A homologue of Saccharomyces cerevisiae Dpm1p is not sufficient for synthesis of dolichol-phosphate-mannose in mammalian cells
Tomita, S.; Inoue, N.; Maeda, Y.; Ohishi, K.; Takeda, J.; Kinoshita, T.
Journal of Biological Chemistry 273(15): 9249-9254
ISSN/ISBN: 0021-9258 PMID: 9535917 DOI: 10.1074/jbc.273.15.9249

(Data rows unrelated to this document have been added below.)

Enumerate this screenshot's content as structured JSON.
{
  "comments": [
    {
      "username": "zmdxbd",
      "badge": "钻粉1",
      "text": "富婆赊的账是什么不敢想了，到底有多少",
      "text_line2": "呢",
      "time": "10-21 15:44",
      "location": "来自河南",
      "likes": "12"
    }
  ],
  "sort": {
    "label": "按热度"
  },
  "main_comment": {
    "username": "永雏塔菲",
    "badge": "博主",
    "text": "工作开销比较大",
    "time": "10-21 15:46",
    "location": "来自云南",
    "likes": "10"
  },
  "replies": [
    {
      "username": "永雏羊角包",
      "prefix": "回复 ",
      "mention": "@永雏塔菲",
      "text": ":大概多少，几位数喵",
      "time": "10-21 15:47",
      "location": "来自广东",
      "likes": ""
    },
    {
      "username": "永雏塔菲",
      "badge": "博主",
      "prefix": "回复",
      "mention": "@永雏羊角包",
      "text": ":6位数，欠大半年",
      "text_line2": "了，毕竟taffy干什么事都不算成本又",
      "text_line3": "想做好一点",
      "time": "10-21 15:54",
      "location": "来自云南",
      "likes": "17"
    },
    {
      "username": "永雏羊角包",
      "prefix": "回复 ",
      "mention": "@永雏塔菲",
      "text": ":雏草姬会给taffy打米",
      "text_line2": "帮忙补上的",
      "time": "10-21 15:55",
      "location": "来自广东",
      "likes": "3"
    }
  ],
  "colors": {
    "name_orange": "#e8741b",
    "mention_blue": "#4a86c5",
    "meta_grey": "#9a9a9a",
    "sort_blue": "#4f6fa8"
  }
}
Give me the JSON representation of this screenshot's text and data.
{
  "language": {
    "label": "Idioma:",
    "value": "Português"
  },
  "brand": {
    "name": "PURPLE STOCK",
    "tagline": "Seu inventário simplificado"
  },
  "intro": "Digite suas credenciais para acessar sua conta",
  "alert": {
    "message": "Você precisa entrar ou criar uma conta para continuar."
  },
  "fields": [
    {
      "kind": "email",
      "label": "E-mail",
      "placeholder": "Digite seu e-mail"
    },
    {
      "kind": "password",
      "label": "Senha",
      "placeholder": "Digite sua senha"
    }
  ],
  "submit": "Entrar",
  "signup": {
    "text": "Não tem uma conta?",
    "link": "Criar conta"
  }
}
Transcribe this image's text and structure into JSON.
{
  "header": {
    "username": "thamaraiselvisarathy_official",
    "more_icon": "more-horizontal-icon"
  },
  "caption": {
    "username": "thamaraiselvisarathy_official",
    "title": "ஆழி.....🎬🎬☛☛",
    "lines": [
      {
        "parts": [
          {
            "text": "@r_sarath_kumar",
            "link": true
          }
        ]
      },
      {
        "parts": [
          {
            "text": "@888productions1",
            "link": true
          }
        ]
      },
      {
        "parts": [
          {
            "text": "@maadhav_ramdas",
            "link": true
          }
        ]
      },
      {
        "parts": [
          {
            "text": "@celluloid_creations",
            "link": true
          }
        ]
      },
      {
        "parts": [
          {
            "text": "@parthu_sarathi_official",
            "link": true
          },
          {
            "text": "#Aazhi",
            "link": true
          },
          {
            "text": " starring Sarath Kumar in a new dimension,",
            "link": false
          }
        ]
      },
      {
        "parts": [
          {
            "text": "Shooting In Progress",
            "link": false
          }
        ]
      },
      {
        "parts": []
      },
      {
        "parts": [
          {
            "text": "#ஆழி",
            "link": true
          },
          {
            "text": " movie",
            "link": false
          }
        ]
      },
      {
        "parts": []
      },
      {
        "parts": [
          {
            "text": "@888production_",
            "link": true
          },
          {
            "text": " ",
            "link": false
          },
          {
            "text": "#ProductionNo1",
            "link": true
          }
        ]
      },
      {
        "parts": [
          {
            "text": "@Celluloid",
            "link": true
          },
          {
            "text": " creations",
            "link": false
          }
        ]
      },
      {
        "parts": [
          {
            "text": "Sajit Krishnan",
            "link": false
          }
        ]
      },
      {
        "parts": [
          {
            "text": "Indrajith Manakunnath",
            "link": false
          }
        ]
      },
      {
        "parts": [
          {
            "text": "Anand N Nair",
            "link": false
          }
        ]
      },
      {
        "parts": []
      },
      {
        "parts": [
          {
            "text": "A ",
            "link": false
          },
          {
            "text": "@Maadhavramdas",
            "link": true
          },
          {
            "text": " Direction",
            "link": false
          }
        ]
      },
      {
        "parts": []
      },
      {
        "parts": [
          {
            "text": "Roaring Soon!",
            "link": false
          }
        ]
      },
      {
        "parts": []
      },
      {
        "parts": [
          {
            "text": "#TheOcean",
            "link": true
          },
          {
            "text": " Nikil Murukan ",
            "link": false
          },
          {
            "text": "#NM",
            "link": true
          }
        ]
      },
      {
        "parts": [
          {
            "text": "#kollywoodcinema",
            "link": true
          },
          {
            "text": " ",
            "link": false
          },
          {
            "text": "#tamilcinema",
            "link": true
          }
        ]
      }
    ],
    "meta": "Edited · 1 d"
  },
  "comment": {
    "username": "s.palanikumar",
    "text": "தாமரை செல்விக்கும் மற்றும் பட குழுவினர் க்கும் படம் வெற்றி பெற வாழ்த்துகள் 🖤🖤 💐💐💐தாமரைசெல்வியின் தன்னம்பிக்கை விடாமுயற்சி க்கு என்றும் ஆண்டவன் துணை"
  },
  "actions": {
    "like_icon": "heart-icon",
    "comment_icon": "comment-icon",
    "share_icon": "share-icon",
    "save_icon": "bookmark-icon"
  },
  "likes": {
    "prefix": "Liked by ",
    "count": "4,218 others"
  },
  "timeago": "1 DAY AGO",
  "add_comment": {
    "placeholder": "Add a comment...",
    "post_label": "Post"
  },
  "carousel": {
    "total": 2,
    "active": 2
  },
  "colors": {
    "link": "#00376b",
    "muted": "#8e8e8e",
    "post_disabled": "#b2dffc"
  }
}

Dolichol-phosphate-mannose (Dol-P-Man) serves as a donor of mannosyl residues in major eukaryotic glycoconjugates. It donates four mannosyl residues in the N-linked oligosaccharide precursor and all three mannosyl residues in the core of the glycosylphosphatidylinositol anchor. In yeasts it also donates one mannose to the O-linked oligosaccharide. The yeast DPM1 gene encodes a Dol-P-Man synthase that is a transmembrane protein expressed in the endoplasmic reticulum. We cloned human and mouse homologues of DPM1, termed hDPM1 and mDPM1, respectively, both of which encode proteins of 260 amino acids, having 30% amino acid identity with yeast Dpm1 protein but lacking a hydrophobic transmembrane domain, which exists in the yeast synthase. Human and mouse DPM1 cDNA restored Dol-P-Man synthesis in mouse Thy-1-deficient mutant class E cells. Mouse class E mutant cells had an inactivating mutation in the mDPM1 gene, indicating that mDPM1 is the gene for class E mutant. In contrast, hDPM1 and mDPM1 cDNA did not complement another Dol-P-Man synthesis mutant, hamster Lec15 cells, whereas yeast DPM1 restored both mutants. Therefore, in contrast to yeast, mammalian cells require hDPM1/mDPM1 protein and a product of another gene that is defective in Lec15 mutant cells for synthesis of Dol-P-Man.